Let’s start with major congratulations to Skyes, whose electropop track ‘Quarks’ has hit the No 1 spot in this week’s Heatseekers Chart. It is going to do very well when it crosses over into the main chart next week: a meteoric rise up the Heatseekers survey of 49-8-3-1 suggests that it has significant momentum behind it, as does the fact that it has headed a Top 10 which also contains Laurel, Rosie Lowe, The Augustines, Lapsley and Alessia Cara. I have tracked down a ‘Balcony TV’ performance from Skyes – for the uninitiated, Balcony TV features acts playing on (guess).. balconies around the world. Skyes were playing in Brooklyn on a cold day – all the Balcony TV clips I’ve seen from Brooklyn seem to involve very cold days (I recall Foxes performing ‘Youth’ in a duffle coat on one occasion, rather different to her usual stage outfits). They’re great, aren’t they – loving Dallin Knightly’s vocal and Dan Tirer’s guitar work particularly.

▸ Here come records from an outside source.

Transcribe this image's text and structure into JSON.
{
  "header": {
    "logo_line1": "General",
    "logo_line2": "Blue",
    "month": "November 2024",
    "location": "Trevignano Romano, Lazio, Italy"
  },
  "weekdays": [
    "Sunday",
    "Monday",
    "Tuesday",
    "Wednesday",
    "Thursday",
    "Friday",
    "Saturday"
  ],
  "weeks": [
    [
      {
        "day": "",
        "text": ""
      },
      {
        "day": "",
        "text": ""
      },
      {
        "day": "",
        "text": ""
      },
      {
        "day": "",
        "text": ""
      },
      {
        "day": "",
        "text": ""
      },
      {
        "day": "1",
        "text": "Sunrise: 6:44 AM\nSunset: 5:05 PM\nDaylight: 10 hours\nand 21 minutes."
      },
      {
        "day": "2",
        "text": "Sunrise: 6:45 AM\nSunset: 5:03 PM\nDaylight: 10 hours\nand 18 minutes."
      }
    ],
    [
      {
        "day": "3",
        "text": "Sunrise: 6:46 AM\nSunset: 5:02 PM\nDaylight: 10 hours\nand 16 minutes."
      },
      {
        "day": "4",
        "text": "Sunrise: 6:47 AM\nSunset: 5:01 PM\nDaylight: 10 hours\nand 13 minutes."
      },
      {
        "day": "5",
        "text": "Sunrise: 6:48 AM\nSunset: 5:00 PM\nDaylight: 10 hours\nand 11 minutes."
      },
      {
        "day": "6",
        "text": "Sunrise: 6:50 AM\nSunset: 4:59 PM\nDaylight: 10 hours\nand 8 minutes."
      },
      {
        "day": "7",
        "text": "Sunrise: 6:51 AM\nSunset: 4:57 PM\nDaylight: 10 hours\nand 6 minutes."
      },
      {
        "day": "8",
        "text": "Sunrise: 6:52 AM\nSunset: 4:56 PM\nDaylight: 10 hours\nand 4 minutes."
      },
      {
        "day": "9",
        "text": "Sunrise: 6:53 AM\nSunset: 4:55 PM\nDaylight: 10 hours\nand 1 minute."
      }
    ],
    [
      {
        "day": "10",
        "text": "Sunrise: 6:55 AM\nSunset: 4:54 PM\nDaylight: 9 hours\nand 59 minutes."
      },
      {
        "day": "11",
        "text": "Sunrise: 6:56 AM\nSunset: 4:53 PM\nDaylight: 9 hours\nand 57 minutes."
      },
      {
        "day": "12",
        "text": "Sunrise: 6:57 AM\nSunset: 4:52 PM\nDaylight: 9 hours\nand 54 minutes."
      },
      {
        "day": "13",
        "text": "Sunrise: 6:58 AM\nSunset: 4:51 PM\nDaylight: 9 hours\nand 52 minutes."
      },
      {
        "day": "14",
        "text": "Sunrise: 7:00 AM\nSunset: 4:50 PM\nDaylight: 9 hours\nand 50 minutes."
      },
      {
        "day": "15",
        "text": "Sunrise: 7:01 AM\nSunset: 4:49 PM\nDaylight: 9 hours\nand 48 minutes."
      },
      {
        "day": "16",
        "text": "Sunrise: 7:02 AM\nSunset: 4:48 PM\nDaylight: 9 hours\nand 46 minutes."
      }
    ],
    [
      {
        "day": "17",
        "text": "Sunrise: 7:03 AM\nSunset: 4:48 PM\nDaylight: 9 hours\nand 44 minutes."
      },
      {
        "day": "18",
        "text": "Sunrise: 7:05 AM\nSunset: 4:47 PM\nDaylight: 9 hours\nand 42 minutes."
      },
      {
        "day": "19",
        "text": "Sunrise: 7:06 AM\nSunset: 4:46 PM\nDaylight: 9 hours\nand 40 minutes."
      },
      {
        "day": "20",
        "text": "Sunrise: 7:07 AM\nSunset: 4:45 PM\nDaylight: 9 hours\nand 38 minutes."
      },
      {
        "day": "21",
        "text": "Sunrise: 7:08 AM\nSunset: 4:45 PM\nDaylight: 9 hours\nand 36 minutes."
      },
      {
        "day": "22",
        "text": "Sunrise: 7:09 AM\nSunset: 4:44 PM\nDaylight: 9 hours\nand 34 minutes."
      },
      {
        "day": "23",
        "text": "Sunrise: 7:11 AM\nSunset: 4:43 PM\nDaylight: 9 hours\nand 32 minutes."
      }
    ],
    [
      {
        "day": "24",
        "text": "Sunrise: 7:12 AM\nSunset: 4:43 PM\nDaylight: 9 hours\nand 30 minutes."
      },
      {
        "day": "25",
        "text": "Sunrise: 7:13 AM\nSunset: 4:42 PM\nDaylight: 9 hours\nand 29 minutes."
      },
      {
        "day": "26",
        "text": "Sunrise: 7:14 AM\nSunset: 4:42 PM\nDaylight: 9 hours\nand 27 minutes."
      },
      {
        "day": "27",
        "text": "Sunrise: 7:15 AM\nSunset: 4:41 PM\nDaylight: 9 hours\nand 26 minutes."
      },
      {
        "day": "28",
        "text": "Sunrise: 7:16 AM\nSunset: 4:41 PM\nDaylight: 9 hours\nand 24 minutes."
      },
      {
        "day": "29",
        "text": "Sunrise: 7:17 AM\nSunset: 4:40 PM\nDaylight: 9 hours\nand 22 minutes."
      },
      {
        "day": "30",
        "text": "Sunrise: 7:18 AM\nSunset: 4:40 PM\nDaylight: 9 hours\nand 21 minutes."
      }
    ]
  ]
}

Now, as I am going to save comments on new entry ‘Come Alive’ from The Jezabels until I review the Australian band’s album ‘Synthia’ in the next day or so, I’ll mention a couple of other tracks instead. Firstly it’s welcome back to Meadowlark: the three piece consisting of Kate Jones, Daniel Broadley and Carl Jones have had two major hits on my chart with ‘Family Tree’ (No 2 in 2014) and ‘Eyes Wide’ (No 11 last year), and now return with new single ‘Paraffin’. Jones was hugely famous for her YouTube covers channel, and her new band have clear potential to be successful too. They just need a break – that one song that kicks them into the public eye. ‘Paraffin’ might be a touch too gentle for that I suspect, and sadly I doubt that ‘Fero’ will be the song that breaks Eyre Llew either. Who, I hear you cry? Well, Eyre Llew are a three piece ambient rock band from Nottingham: Sam Heaton, Jack Bennett and Jack Clark. They are unsigned, incredibly enough – quite why nobody in the A&R field has listened to ‘Fero’ or has heard its remarkable qualities is beyond me. It is totally different, with twisting, swirling music behind what sounds like snippets of lyrics recorded and played backwards. It’s not at all straightforward, and it’s all the better for it.